A massive population growth- what we like to call the ‘baby boom’ had supposedly occurred among the Native Americans around 500-1300 AD.
The results from these findings, which are now published in the Proceedings of the National Academy of Sciences, point out to a time where the birth rates were probably higher than the highest in the world today.
After examining thousands of human remains from hundreds of different locations around the Southwest of US, the researchers found a comprehensive shift in the area’s demography, and found that the agriculture shifted from meat to grain.
They also found that there was a drastic fall in the population, supposedly due to the ‘baby boom’ which may have caused lack of adequate food.
“We can learn lessons from these people,” researcher Tim Kohler, from WashingtonState University, explained.
It was found that corn was grown in many locations as early as 2000 BC, and around 500 AD, the consumption started to increase.

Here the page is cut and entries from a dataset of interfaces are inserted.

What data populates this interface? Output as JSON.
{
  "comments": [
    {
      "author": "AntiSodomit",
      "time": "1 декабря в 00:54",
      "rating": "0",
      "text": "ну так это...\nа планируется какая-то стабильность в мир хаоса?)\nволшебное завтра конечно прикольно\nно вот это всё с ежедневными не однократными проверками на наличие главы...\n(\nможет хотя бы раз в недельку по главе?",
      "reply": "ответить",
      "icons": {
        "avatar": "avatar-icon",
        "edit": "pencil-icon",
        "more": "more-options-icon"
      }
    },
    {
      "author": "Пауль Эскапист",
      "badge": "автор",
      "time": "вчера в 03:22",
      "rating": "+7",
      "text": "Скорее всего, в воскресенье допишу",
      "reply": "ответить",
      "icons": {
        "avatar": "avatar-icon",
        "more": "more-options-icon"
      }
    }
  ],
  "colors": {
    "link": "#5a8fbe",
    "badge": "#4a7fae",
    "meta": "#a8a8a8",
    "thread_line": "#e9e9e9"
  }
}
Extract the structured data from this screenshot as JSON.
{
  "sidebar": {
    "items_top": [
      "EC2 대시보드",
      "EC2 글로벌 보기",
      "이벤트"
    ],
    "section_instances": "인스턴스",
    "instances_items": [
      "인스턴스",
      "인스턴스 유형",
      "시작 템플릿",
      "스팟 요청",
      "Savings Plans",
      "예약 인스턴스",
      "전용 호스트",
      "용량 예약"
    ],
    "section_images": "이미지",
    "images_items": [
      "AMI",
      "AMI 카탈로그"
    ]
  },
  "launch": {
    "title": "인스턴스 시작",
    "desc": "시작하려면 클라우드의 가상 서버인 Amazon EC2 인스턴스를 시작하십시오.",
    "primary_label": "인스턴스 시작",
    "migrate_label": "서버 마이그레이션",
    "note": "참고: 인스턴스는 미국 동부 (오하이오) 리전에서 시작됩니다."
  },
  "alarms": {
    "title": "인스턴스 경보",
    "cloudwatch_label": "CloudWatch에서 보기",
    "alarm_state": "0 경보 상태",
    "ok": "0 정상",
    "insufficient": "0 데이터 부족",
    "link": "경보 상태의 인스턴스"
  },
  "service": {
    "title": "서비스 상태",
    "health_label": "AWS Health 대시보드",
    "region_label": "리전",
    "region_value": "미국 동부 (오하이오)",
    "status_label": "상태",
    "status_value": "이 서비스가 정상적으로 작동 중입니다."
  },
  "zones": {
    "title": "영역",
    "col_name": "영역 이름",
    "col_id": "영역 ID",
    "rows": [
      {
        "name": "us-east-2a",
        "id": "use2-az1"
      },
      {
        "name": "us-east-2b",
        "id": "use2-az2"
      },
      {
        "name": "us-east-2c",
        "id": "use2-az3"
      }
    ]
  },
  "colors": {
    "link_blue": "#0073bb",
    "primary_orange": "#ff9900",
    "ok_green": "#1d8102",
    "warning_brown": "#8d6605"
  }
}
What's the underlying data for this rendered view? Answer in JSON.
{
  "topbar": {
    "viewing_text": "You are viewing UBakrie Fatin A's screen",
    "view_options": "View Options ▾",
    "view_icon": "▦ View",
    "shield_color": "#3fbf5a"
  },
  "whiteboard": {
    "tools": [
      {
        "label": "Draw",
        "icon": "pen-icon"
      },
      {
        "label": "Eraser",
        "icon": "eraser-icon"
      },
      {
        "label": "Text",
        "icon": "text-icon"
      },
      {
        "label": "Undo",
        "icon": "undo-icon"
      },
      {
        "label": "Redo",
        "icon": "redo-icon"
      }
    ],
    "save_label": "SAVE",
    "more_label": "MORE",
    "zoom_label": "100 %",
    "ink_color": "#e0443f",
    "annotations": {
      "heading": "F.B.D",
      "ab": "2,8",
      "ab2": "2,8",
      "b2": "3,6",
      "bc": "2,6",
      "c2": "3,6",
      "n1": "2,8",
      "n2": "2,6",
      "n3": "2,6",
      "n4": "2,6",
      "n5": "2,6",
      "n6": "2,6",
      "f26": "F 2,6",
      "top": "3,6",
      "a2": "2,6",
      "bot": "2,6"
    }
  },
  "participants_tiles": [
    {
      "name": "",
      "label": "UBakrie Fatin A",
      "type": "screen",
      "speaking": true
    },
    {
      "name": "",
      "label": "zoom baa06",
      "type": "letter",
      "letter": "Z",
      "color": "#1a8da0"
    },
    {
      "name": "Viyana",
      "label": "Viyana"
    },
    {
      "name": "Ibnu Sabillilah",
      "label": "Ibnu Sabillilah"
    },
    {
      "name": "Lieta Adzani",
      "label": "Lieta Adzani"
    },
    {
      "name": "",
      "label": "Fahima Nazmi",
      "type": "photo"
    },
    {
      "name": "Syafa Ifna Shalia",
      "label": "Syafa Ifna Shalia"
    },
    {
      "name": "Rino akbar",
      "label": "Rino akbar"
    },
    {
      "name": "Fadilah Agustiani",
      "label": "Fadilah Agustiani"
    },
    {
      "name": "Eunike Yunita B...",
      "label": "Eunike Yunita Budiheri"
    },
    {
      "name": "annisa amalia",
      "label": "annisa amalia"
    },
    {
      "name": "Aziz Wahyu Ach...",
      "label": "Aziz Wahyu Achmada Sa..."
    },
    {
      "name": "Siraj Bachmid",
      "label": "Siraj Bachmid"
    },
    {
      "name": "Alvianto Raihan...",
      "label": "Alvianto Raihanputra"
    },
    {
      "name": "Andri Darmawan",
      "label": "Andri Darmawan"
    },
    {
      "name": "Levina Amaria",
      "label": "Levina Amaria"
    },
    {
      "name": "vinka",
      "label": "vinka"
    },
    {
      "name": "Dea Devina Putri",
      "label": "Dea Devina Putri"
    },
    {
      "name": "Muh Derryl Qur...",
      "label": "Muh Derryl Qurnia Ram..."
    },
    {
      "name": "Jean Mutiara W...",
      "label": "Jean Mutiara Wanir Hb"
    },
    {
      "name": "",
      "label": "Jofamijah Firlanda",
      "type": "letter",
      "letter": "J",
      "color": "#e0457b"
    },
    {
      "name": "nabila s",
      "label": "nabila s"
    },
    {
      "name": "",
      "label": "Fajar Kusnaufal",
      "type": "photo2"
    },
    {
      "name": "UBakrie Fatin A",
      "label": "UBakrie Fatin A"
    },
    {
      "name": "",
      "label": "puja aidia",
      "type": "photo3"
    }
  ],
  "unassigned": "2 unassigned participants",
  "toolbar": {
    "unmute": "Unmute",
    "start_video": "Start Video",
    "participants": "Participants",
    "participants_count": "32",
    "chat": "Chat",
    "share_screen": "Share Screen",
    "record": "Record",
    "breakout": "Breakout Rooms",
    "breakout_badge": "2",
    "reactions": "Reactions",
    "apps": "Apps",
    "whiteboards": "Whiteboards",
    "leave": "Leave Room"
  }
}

However, at around 900 AD, the population started to fluctuate with some of the worst droughts in the area occurring in the mid-1100s.

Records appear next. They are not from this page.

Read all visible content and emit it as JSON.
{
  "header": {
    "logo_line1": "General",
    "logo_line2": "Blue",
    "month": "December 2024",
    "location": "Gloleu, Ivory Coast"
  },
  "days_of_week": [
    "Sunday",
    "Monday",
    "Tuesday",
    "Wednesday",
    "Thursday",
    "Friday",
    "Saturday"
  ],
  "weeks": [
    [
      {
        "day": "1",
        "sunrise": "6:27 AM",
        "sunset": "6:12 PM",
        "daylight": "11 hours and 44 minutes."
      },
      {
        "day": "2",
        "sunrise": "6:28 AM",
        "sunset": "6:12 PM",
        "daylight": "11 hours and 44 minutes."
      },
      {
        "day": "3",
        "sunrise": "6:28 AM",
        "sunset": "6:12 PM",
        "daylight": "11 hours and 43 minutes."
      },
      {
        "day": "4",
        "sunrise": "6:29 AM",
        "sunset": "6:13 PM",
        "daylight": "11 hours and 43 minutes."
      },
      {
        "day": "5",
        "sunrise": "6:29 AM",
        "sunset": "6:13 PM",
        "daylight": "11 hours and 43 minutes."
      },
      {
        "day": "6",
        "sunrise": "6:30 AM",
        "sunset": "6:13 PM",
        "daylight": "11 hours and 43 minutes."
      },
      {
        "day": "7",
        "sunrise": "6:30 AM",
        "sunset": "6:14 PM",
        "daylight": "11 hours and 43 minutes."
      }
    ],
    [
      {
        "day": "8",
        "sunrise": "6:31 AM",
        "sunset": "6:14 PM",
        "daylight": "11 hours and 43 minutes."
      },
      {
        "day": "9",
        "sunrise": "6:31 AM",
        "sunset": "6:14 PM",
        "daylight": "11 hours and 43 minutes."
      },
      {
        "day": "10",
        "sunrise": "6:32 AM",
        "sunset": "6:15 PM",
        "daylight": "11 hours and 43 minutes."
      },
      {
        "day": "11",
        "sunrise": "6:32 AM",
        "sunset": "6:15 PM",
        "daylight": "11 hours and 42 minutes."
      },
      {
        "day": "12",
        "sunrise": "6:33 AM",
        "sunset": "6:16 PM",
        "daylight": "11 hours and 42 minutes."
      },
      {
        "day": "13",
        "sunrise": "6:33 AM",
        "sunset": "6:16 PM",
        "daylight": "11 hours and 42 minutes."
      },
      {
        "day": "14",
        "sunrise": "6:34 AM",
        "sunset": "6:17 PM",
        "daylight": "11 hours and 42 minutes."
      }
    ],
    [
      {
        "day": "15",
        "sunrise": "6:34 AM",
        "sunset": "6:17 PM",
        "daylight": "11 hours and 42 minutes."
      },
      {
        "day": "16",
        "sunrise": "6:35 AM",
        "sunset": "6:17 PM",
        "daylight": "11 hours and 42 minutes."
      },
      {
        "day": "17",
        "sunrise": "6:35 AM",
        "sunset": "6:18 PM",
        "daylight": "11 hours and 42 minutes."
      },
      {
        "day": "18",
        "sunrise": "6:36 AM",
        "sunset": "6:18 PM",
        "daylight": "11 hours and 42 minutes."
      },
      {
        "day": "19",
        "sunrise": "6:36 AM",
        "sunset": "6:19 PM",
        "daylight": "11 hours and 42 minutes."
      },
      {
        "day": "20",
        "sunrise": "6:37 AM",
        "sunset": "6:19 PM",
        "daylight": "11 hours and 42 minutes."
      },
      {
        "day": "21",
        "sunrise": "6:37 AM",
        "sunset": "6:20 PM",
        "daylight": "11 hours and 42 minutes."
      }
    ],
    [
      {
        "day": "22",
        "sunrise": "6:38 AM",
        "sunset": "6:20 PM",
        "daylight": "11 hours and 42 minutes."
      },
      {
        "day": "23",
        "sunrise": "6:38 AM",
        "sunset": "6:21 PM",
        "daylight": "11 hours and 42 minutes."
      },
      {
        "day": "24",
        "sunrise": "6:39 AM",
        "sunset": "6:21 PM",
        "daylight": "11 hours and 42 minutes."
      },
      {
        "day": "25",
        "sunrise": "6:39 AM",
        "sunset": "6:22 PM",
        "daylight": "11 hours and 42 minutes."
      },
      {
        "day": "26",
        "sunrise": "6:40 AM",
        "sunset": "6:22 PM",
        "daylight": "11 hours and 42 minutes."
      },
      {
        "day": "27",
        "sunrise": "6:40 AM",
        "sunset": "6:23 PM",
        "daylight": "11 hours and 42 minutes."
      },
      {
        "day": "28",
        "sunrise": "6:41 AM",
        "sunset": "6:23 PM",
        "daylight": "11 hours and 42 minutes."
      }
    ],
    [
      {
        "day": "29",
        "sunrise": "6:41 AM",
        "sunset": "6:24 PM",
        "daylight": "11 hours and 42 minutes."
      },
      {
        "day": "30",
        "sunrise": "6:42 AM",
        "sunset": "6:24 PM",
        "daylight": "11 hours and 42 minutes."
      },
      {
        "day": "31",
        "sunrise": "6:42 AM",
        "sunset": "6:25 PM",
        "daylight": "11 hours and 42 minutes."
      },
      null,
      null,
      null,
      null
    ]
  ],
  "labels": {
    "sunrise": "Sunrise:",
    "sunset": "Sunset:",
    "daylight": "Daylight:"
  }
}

“They didn’t slow down-birth rates were expanding right up to the depopulation,” Kohler explained. “Why not limit growth? Maybe groups needed to be big to protect their villages and fields.”
“Crude birth rates – the number of newborns per 1,000 people per year – were by then on the rise, mounting steadily until about 500 CE. The growth varied across the region,” he added.

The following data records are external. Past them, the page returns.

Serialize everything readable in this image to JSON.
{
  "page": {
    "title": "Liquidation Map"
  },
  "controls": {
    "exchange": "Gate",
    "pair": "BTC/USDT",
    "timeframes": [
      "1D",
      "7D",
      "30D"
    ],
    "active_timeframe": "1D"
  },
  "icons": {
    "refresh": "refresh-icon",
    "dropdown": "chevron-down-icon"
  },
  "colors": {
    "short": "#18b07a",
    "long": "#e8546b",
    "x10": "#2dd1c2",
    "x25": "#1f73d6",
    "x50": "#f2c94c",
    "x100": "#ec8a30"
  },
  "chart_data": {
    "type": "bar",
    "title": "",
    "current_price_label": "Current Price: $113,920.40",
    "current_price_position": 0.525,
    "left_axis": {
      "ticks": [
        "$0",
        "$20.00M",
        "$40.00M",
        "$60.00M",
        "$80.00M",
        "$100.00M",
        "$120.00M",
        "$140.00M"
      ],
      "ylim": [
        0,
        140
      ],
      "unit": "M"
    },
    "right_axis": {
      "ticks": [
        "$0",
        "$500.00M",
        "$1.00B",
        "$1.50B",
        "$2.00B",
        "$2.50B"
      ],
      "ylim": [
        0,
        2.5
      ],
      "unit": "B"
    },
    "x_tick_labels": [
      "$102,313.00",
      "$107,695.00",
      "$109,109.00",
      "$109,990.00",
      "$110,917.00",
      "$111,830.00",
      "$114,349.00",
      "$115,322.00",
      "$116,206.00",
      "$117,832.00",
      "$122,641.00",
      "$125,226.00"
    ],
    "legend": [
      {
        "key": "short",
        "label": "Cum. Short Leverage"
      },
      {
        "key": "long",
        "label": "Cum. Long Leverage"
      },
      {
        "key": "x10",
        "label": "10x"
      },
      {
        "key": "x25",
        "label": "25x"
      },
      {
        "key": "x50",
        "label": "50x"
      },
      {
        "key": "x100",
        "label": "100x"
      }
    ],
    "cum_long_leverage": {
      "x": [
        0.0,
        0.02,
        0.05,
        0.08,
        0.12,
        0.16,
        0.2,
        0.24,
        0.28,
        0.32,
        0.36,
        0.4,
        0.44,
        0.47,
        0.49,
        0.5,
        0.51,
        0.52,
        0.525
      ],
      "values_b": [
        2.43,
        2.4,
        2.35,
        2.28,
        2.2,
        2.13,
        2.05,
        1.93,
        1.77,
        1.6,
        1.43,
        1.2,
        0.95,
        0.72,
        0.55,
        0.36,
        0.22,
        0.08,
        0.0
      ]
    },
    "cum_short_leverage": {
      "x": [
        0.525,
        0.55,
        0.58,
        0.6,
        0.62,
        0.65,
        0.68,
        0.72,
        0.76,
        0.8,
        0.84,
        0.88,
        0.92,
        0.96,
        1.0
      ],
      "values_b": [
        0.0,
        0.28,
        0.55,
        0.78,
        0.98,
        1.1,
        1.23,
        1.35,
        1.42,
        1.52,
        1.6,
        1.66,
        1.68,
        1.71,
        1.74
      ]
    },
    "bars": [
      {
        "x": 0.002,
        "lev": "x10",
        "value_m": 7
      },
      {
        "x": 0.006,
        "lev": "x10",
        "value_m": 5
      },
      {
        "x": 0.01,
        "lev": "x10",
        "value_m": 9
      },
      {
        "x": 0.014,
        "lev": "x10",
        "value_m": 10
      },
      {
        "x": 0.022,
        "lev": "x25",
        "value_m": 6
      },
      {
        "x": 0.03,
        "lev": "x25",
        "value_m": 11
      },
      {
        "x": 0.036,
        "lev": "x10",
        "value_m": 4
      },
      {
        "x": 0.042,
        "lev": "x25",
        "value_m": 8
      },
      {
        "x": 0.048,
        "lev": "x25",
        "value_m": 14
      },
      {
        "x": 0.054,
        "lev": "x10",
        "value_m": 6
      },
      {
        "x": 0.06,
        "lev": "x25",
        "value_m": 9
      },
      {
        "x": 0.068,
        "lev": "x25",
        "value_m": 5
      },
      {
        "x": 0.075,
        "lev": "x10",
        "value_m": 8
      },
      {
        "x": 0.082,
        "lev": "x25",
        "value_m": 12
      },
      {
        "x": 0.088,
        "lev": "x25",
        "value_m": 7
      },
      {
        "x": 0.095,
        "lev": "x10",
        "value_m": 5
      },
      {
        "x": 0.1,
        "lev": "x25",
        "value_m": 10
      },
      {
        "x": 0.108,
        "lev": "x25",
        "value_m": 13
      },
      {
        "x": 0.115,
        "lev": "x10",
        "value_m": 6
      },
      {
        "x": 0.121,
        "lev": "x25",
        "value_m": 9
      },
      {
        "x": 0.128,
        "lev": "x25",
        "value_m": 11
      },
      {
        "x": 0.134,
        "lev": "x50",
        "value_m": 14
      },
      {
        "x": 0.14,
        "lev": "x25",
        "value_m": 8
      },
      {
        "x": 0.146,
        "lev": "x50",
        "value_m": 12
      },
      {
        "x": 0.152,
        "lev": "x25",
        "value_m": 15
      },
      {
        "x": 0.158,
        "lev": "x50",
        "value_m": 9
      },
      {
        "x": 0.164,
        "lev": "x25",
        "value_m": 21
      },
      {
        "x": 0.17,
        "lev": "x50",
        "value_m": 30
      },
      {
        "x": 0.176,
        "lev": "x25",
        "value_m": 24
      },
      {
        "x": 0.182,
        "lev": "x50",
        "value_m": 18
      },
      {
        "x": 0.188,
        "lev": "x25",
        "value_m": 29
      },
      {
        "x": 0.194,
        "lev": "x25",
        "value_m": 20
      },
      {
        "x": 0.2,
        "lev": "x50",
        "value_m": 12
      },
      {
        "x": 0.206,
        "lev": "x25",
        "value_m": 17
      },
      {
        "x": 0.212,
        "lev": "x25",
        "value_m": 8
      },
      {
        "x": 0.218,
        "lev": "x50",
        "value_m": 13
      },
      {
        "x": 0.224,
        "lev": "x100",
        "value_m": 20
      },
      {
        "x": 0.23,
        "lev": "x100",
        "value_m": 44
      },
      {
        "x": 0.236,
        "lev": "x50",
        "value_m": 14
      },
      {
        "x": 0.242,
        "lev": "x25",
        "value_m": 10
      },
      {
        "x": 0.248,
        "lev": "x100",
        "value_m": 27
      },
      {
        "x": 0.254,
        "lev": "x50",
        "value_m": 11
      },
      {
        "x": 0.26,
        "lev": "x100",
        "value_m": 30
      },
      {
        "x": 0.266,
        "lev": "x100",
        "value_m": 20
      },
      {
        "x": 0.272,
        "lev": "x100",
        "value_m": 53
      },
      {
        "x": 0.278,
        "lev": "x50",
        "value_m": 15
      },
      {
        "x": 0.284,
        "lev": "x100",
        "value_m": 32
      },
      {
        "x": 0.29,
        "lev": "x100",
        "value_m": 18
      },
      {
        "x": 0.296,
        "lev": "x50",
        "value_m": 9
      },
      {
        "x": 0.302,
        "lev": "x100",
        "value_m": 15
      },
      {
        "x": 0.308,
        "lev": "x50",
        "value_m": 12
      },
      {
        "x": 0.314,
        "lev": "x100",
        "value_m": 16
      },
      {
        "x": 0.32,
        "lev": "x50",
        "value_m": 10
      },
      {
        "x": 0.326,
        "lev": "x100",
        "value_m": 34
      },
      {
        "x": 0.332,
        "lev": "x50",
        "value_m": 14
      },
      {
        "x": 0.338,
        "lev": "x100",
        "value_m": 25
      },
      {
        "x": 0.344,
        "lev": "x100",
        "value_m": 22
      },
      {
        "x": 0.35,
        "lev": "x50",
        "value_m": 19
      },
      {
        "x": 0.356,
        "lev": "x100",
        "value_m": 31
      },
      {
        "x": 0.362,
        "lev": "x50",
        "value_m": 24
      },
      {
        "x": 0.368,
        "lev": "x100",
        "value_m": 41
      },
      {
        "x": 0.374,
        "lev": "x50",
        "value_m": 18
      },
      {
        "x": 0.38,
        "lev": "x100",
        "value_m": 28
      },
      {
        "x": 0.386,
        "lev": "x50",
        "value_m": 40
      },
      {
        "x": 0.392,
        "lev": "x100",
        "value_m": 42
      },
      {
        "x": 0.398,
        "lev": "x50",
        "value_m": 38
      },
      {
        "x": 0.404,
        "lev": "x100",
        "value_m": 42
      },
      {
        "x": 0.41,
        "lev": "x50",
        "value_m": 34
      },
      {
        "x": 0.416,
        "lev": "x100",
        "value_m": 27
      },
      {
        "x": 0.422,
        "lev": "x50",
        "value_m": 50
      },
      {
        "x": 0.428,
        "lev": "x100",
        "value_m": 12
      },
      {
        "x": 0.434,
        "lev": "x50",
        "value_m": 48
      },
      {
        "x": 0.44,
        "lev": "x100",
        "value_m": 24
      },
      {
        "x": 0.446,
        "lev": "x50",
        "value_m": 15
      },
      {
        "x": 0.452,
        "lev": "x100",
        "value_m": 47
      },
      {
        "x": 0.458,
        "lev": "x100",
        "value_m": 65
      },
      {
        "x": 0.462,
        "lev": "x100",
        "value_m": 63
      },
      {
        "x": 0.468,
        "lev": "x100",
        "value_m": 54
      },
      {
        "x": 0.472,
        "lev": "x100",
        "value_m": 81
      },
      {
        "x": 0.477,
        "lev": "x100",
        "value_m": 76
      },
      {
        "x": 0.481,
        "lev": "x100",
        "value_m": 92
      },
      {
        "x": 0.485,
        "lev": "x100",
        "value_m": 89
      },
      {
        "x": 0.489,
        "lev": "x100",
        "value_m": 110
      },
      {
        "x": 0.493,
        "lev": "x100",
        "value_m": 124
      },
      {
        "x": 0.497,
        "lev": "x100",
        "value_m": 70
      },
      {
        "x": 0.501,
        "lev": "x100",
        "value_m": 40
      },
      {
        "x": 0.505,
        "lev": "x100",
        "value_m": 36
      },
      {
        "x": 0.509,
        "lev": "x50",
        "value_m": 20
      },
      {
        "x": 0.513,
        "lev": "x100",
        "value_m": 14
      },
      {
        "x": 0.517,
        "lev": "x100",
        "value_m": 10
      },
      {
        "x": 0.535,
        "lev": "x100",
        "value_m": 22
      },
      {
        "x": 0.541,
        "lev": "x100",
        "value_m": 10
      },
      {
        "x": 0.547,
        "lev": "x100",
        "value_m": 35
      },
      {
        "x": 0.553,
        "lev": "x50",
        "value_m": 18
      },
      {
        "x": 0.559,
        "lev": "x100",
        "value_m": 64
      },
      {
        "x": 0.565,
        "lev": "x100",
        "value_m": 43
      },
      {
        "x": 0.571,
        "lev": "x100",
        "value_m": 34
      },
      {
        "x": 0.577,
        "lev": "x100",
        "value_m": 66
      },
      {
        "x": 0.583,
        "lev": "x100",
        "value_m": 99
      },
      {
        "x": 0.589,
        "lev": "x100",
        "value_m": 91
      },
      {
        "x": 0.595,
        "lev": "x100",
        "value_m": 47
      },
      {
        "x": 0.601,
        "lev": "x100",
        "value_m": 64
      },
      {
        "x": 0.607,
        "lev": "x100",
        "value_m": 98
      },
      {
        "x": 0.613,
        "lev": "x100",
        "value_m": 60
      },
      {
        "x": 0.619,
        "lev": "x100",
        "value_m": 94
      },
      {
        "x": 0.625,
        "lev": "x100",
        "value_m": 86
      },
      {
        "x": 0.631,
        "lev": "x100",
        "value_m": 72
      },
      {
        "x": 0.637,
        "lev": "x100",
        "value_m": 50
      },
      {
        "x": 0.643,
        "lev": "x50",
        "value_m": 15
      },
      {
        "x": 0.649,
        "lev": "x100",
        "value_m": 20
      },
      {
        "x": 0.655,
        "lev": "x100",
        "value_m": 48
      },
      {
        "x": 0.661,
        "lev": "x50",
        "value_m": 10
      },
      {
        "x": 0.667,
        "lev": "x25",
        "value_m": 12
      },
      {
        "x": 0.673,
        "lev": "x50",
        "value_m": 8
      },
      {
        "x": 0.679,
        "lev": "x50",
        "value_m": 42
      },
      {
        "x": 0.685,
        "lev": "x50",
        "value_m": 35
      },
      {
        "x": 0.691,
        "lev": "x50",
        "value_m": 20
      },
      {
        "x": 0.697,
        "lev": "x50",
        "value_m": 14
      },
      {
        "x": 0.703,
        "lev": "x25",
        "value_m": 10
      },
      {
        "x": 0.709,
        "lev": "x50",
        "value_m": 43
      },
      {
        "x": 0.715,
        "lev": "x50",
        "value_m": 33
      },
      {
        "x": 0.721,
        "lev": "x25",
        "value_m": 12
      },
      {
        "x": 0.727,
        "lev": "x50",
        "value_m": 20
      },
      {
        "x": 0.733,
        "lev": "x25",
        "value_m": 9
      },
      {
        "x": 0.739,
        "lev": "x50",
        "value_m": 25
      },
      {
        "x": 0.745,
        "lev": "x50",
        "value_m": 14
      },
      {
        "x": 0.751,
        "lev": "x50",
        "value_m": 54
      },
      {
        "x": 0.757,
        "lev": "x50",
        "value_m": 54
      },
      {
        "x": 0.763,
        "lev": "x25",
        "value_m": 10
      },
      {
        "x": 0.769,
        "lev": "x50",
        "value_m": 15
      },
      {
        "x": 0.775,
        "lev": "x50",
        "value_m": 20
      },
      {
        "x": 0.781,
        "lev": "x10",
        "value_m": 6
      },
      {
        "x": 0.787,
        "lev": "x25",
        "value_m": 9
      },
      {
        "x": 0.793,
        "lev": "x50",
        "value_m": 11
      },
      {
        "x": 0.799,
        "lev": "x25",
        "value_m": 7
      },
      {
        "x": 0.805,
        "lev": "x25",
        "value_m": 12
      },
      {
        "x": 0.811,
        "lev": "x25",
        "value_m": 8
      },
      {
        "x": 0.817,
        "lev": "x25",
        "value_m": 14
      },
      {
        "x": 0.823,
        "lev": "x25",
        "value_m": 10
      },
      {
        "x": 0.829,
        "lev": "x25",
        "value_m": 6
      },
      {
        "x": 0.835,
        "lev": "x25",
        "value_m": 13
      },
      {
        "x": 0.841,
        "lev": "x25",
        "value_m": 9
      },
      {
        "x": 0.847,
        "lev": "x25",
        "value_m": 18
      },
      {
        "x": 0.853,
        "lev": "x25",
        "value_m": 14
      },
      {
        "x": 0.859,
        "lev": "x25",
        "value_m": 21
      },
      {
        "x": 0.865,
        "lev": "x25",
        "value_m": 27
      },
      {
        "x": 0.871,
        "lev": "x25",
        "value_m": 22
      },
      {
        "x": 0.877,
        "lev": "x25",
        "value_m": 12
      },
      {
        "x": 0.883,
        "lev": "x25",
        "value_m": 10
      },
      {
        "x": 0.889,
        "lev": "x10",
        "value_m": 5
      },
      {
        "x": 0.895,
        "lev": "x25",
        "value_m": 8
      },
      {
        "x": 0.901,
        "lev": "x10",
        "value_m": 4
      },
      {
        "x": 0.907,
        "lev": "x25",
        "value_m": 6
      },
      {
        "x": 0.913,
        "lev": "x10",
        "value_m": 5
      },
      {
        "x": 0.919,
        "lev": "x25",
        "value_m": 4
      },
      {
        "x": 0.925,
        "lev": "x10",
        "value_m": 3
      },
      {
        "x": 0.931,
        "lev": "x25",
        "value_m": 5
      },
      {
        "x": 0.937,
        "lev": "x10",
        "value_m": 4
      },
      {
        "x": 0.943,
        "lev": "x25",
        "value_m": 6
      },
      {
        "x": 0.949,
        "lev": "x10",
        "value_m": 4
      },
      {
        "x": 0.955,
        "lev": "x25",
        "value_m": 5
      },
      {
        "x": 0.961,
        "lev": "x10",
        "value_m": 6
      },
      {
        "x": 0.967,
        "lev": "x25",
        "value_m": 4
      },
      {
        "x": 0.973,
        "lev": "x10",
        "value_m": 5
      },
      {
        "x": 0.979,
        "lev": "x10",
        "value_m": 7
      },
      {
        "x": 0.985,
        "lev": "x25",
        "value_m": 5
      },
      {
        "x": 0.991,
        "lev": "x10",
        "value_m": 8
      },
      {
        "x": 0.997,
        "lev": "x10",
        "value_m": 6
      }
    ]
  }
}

The researchers believe that the baby boom caused the population to grow too big to feed itself, which caused people to leave, and a population of some 40,000 to go down to almost nothing.